October 3, 1995 marked the end of the O.J. Simpson double murder trial, which lasted 474 days and was billed "the trial of the century." After less than four hours of deliberation, the jury acquitted Mr. Simpson of all charges. The following article is a dramatization of how a case similar to the Simpson trial might be handled by a civil-law European criminal justice system.
Utilizing an unusual format, Professor Myron Moskovitz examines and illustrates the differences between the United States and civil-law European criminal justice systems. The author uses a play script inspired by the events in the trial of O.J. Simpson, set before a European Court. The script consists of fictitious conversations among a fictitious prosecutor, defense attorney, officers of a mock European Court, and two professors. The dialogue illustrates the differences between the two legal systems and the historical and sociological premises that inform them.
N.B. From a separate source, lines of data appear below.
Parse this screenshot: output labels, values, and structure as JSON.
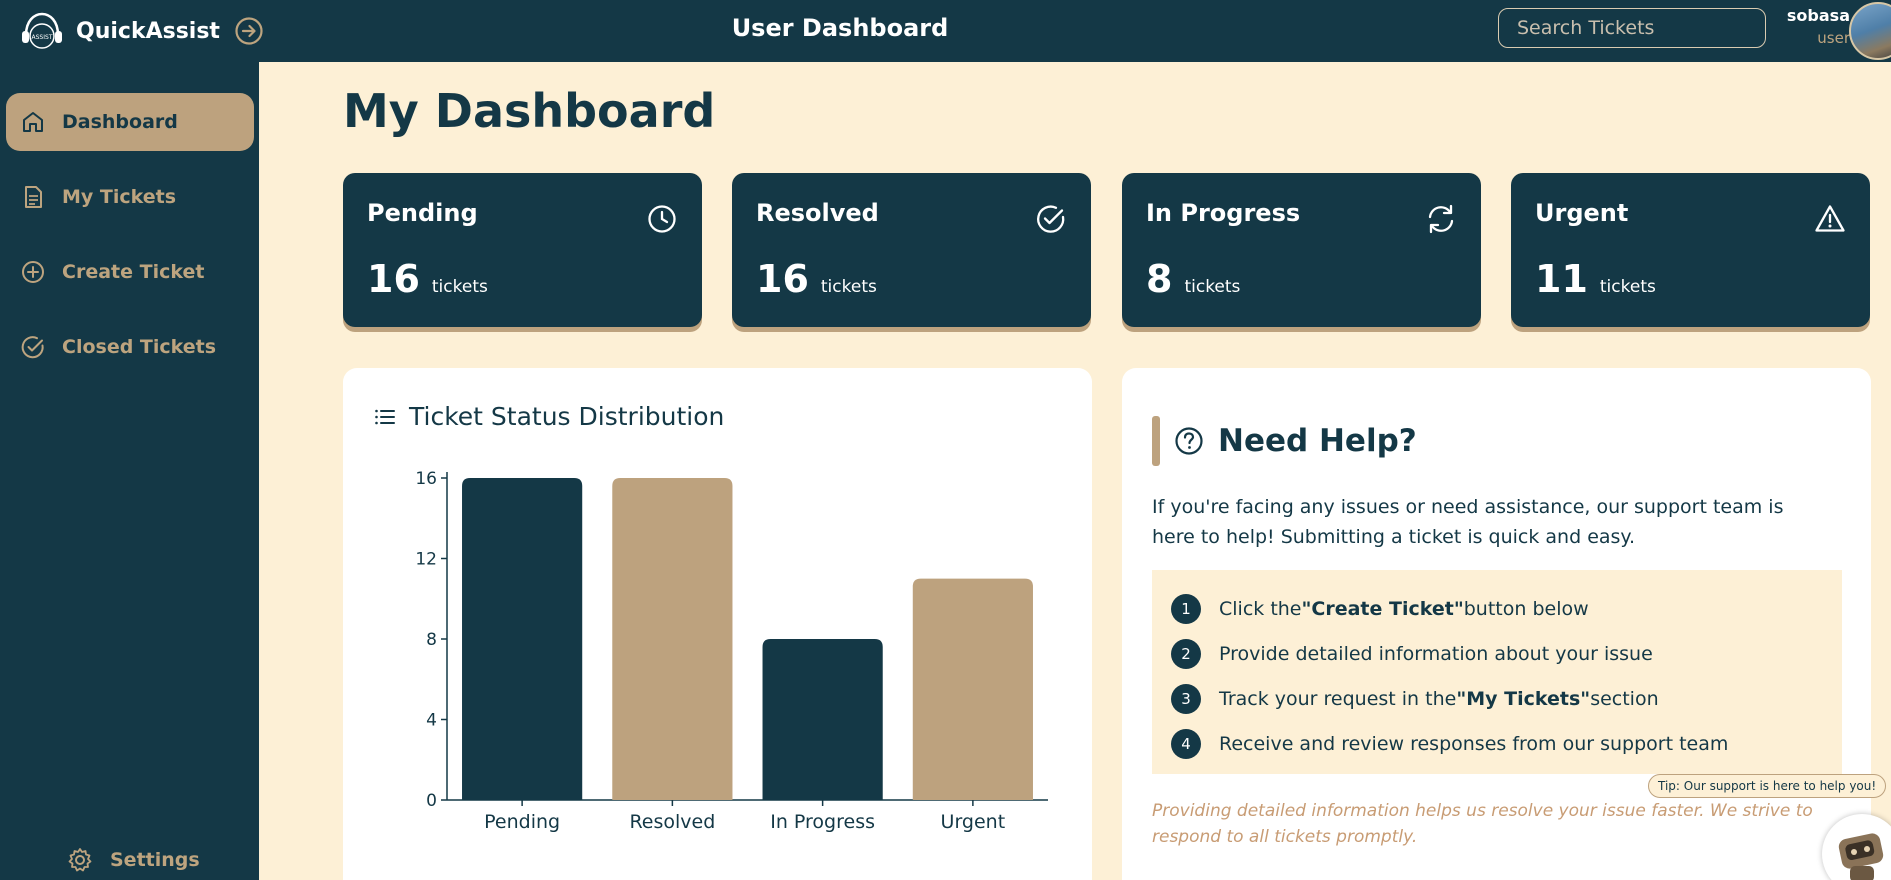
{
  "app": {
    "name": "QuickAssist",
    "logo_text": "ASSIST"
  },
  "header": {
    "title": "User Dashboard",
    "search_placeholder": "Search Tickets"
  },
  "user": {
    "name": "sobasa",
    "role": "user"
  },
  "sidebar": {
    "items": [
      {
        "label": "Dashboard",
        "icon": "home-icon",
        "active": true
      },
      {
        "label": "My Tickets",
        "icon": "document-icon",
        "active": false
      },
      {
        "label": "Create Ticket",
        "icon": "plus-circle-icon",
        "active": false
      },
      {
        "label": "Closed Tickets",
        "icon": "check-circle-icon",
        "active": false
      }
    ],
    "settings_label": "Settings"
  },
  "main": {
    "title": "My Dashboard",
    "stats": [
      {
        "title": "Pending",
        "value": "16",
        "unit": "tickets",
        "icon": "clock-icon"
      },
      {
        "title": "Resolved",
        "value": "16",
        "unit": "tickets",
        "icon": "check-circle-icon"
      },
      {
        "title": "In Progress",
        "value": "8",
        "unit": "tickets",
        "icon": "refresh-icon"
      },
      {
        "title": "Urgent",
        "value": "11",
        "unit": "tickets",
        "icon": "warning-icon"
      }
    ]
  },
  "chart_panel": {
    "title": "Ticket Status Distribution"
  },
  "chart_data": {
    "type": "bar",
    "categories": [
      "Pending",
      "Resolved",
      "In Progress",
      "Urgent"
    ],
    "values": [
      16,
      16,
      8,
      11
    ],
    "colors": [
      "#143846",
      "#bda27e",
      "#143846",
      "#bda27e"
    ],
    "yticks": [
      0,
      4,
      8,
      12,
      16
    ],
    "ylim": [
      0,
      16
    ],
    "grid": false,
    "title": "",
    "xlabel": "",
    "ylabel": ""
  },
  "help": {
    "title": "Need Help?",
    "intro": "If you're facing any issues or need assistance, our support team is here to help! Submitting a ticket is quick and easy.",
    "steps": [
      {
        "num": "1",
        "before": "Click the",
        "strong": "\"Create Ticket\"",
        "after": "button below"
      },
      {
        "num": "2",
        "before": "Provide detailed information about your issue",
        "strong": "",
        "after": ""
      },
      {
        "num": "3",
        "before": "Track your request in the",
        "strong": "\"My Tickets\"",
        "after": "section"
      },
      {
        "num": "4",
        "before": "Receive and review responses from our support team",
        "strong": "",
        "after": ""
      }
    ],
    "note": "Providing detailed information helps us resolve your issue faster. We strive to respond to all tickets promptly."
  },
  "assistant": {
    "tip": "Tip: Our support is here to help you!"
  },
  "colors": {
    "primary": "#143846",
    "accent": "#bda27e",
    "background": "#fdf0d6",
    "panel": "#ffffff"
  }
}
The O.J. Inquisition: A United States Encounter With Continental Criminal Justice,
28 Vanderbilt Law Review
Available at: https://scholarship.law.vanderbilt.edu/vjtl/vol28/iss5/4